The Council on American-Islamic Relations (CAIR) said it received reports of 1,019 anti-Muslim incidents during 2003 — a nearly 70 percent increase from the previous year and the highest number of civil-rights complaints from those of the Islamic faith in the nine years the group has been tracking them.

In their report, "Unpatriotic Acts," hate crimes against Muslims (Arab, Muslim, Sikh, and South-Asian Americans perceived to be members of these groups) jumped 121 percent that same year.

While the DOJ and FBI claim to be applying increasing resources to combating hate crime, Arab-American and Muslim-American civil rights groups have accused the agencies of racial profiling, harassment of ‘Middle Eastern-looking’ people at airports and in other public settings, and widespread abuses in the round-ups and detention of Arabs and Muslims after the 9/11 attacks.

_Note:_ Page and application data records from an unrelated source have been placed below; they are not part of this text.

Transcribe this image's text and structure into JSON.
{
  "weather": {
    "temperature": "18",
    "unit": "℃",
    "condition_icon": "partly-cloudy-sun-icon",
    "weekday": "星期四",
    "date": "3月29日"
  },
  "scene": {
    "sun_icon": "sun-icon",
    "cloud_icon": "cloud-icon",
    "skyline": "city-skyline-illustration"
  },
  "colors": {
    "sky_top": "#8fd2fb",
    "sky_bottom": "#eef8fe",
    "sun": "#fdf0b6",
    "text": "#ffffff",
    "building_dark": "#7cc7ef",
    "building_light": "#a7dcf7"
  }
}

Law-enforcement observers agree that the membership of militant right-wing groups has decreased since the Oklahoma City bombing – from some 20,000 to perhaps a few thousand now -- but many believe that has made them all the more dangerous.
Nonetheless, the contrasting treatment given to two cases illustrate the priority given to foreign terrorism.

In 2002, federal agents arrested Jose Padilla, a U.S. citizen, claiming he was an Al-Qaeda operative planning to explode a ‘dirty bomb’ in the US. He was officially declared an ‘enemy combatant’, and was held virtually incommunicado in a naval brig –though the Supreme Court ruled he should be charged or released.

A few months later, federal agents in Texas arrested William Krar, who was found to have a bomb like the one used in Oklahoma City, as well as a half-million rounds of ammunition. Krar is now serving an 11-year prison term.

Padilla had no record of militant activity and had no weapon when he was arrested. Krar was known as a right-wing zealot and was heavily armed. The disparity in their treatment indicates a double standard, according to Daniel Levitas, the author of "The Terrorist Next Door," which describes indigenous American terrorist movements. He attributes this double standard simply to the government saving face.

"I think it's embarrassing to the United States to present frightening evidence that there are people in this country who are just as fanatical and murderous as Islamic terrorists halfway around the world," he said. As a result, Levitas said, the Justice Department made little of Krar's arrest, but took pains to publicize Padilla's.